[KUALA LUMPUR] A new scuttle fly species that shows potential as a biological agent in the control of termite infestations has been discovered in Malaysia.
Neoh Kok-Boon, a PhD student at the School of Biological Sciences of Universiti Sains Malaysia (USM), discovered the new species while excavating mounds of the termite species Macrotemes gilvus at the university's Minden campus in Penang state.
"He noticed there were some termite soldiers that looked very different from the normal ones," says Lee Chow-Yang, Neoh's supervisor and professor of urban entomology at the school's Vector Control Research Unit.
The termite soldiers died within several days, Lee told SciDev.Net, and researchers noticed live flies in the container with the dead termites.
They later found that fly larvae grew within a host's head until they were ready to pupate, giving infected termites enlarged heads. The flies then moved down through the termite's body, eventually breaking through the abdominal wall, killing the host in the process.
The researchers' findings are published in the latest issue of Sociobiology but Neoh cautions that more research is needed before the fly, named Misotermes mindeni, can be confirmed as an effective agent for controlling termite infestations.
"First, we'd like to determine the mechanism of parasitism of the fly," he says, adding that another PhD student in his department is researching this aspect of the new species. This work will probably take several years to complete, he says.
According to the university, termite control costs the country about 50 million Malaysian ringgit (US$14 million) a year. The cost for South-East Asia was recently put at around US$400 million but the repair bill for termite damage is believed to be 3–4 times higher.
Henry Disney, senior research ssociate in the Department of Zoology at Cambridge University in the UK, confirmed that M. mindeni was a previously unknown species of scuttle fly.
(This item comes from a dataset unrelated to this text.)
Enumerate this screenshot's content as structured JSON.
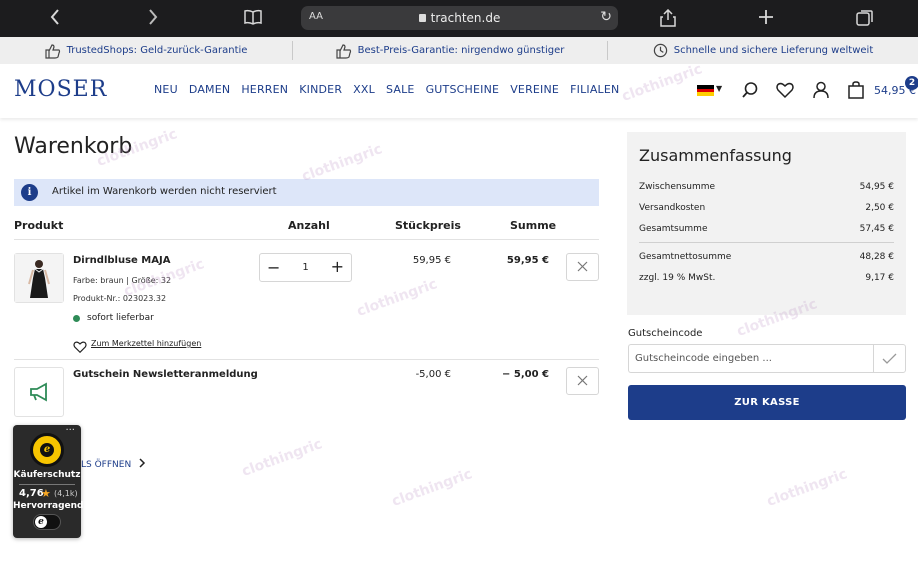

In 2007, Lee's team discovered another new insect species on the Minden campus — a cricket (Myrmecophilus leei).
Sociobiology 54, 89 (2009)